Sheep Dipping or sustainable BD behavior change?

No, this blog is not about some new social media trend involving farm animals. Although the title, ‘sheep dipping’ does refer to the farming practice of dunking large numbers of sheep into a chemical bath hoping to rid them of pests all in one go. It might work for killing fleas and ticks but not for changing human behaviour, especially when it comes to Business Development for professional services.

The old business model of development training for professionals was a linear approach, effectively an assembly line. In my experience, the traditional approach to business development training goes like this: professionals are marched into a two- or three-day intensive training session, trained in processes very different from their usual activities, in an environment disconnected from their real jobs. With no support before or after the training to tie the new learning back to their day-to-day work, it is assumed they are now ‘Certified Experts’!

Little time is invested in determining if this approach actually works. Training programs that operate this way use an approach that I refer to as the Sheep Dipping BD Training for Professional Services. It’s a linear, cause-and-effect approach… and it usually fails to produce sustained behavioural change.

The practice of shuffling large groups of people through a training session in isolation from any other development activity has long been recognised as ineffective yet continues to be adopted by many firms. To address this perception, let’s first explore the reasons this practice rarely works and then I’ll share some ideas on what achieves better results.

Why it doesn’t work

In his book, The Power to Change Anything, influencer Kerry Patterson and his co-authors highlight the problem of using simplistic methods to solve complex problems.

According to Patterson, it takes a combination of strategies aimed at a handful of vital behaviours to solve profound and persistent problems. Sometimes finding better ways means having to accept that problems are more complex than we would like them to be.

For too long, the prevailing attitude in such professional services firms is that its people are interchangeable units of labour – the classic mechanistic approach.

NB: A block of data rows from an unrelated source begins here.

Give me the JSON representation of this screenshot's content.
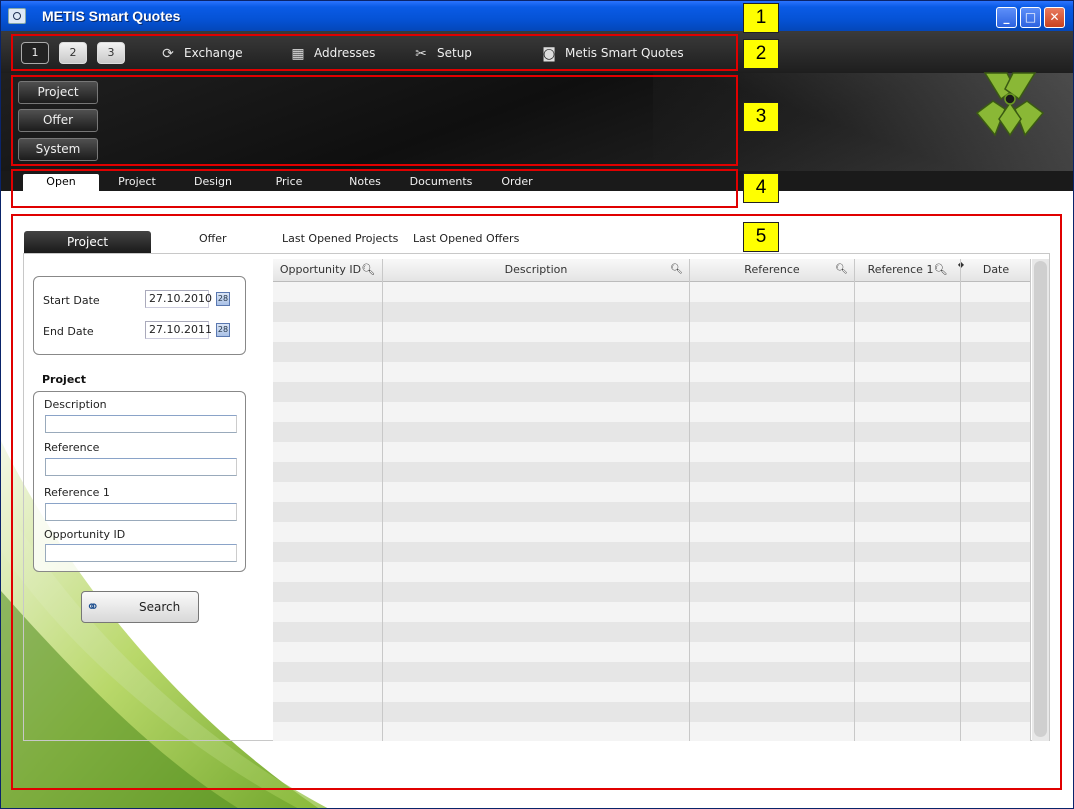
{
  "window": {
    "title": "METIS Smart Quotes",
    "controls": [
      "_",
      "□",
      "✕"
    ]
  },
  "toolbar": {
    "pages": [
      "1",
      "2",
      "3"
    ],
    "items": [
      {
        "label": "Exchange",
        "icon": "exchange-icon"
      },
      {
        "label": "Addresses",
        "icon": "addresses-icon"
      },
      {
        "label": "Setup",
        "icon": "setup-icon"
      },
      {
        "label": "Metis Smart Quotes",
        "icon": "metis-icon"
      }
    ]
  },
  "header": {
    "buttons": [
      "Project",
      "Offer",
      "System"
    ]
  },
  "tabs": [
    "Open",
    "Project",
    "Design",
    "Price",
    "Notes",
    "Documents",
    "Order"
  ],
  "panel": {
    "tabs": [
      "Project",
      "Offer",
      "Last Opened Projects",
      "Last Opened Offers"
    ],
    "dates": {
      "start_label": "Start Date",
      "start_value": "27.10.2010",
      "end_label": "End Date",
      "end_value": "27.10.2011"
    },
    "section_title": "Project",
    "fields": [
      "Description",
      "Reference",
      "Reference 1",
      "Opportunity ID"
    ],
    "search_label": "Search"
  },
  "grid": {
    "columns": [
      "Opportunity ID",
      "Description",
      "Reference",
      "Reference 1",
      "Date"
    ]
  },
  "annotations": [
    "1",
    "2",
    "3",
    "4",
    "5"
  ],
  "colors": {
    "annotation": "#e00000",
    "annotation_label_bg": "#ffff00",
    "titlebar": "#0553d6"
  }
}
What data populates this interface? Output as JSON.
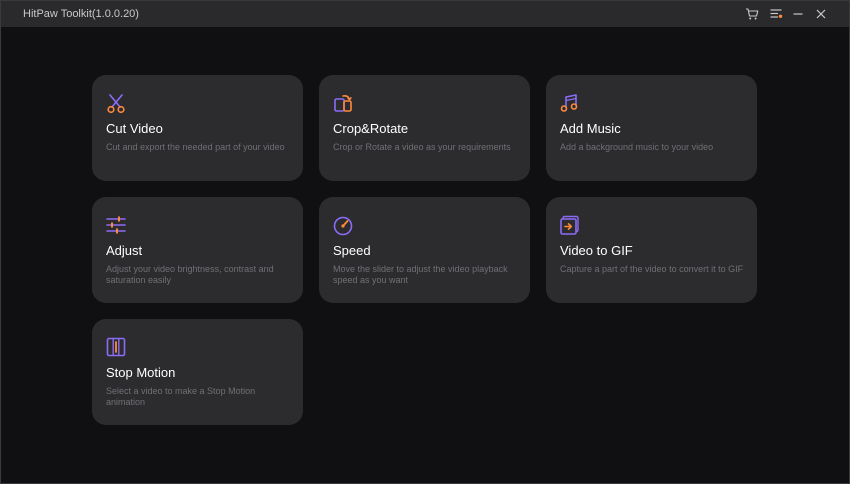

If an individual fails to produce or ‘hit the numbers’, they are simply replaced with another one. Under this high staff turn-over approach little thought is spared for the company’s strategic goals not to mention the medium to long-term repercussions on client relationships.

Many professional services firms invest inadequately in learning and development as spending decisions focus on the up-front training cost rather than the expected business benefit. As a consequence, a firm turning over $200 million in revenue will dismiss $5000 for ongoing individual Business Development Coaching as an outrageous extravagance. Instead, such firms only invest in their fee-earners on an ad hoc basis to either satisfy human resource requirements or when, “Revenues are down, so let’s throw some sales training at the team to ‘fix’ the problem”.

What it costs

The impact of this mindset is hard to quantify but one tangible outcome is quantifiable and quite real: high staff turnover.

Turnover is costly to every firm and can be indicative of a systemic Business Development issue. Considering what walks out the door with each departing person (experience, product/service knowledge, client relationships), significant losses are at stake.

There is the risk of the position going unfilled for a long period of time with the result of lost business plus the added strain on other team members having to cover the vacant territory. Not to mention the recruitment costs to find a new professional.

Who really knows what impact turnover has on the long-term relationships with clients? Or what perception other members of the firm have on this kind of treatment?

Our solution: BD Coaching for Professional Services

It’s not to say that training doesn’t have its place, it does, however training on its own will not change the underlying behaviour of professionals.

Business development coaching for professionals on the other hand is a different story. It has proven to be a highly effective methodology to change the behaviour of professionals over time because it addresses four key aspects of habit formation.

Read our previous blog, 4 Reasons why Business Development Coaching is Superior to Business Development Training.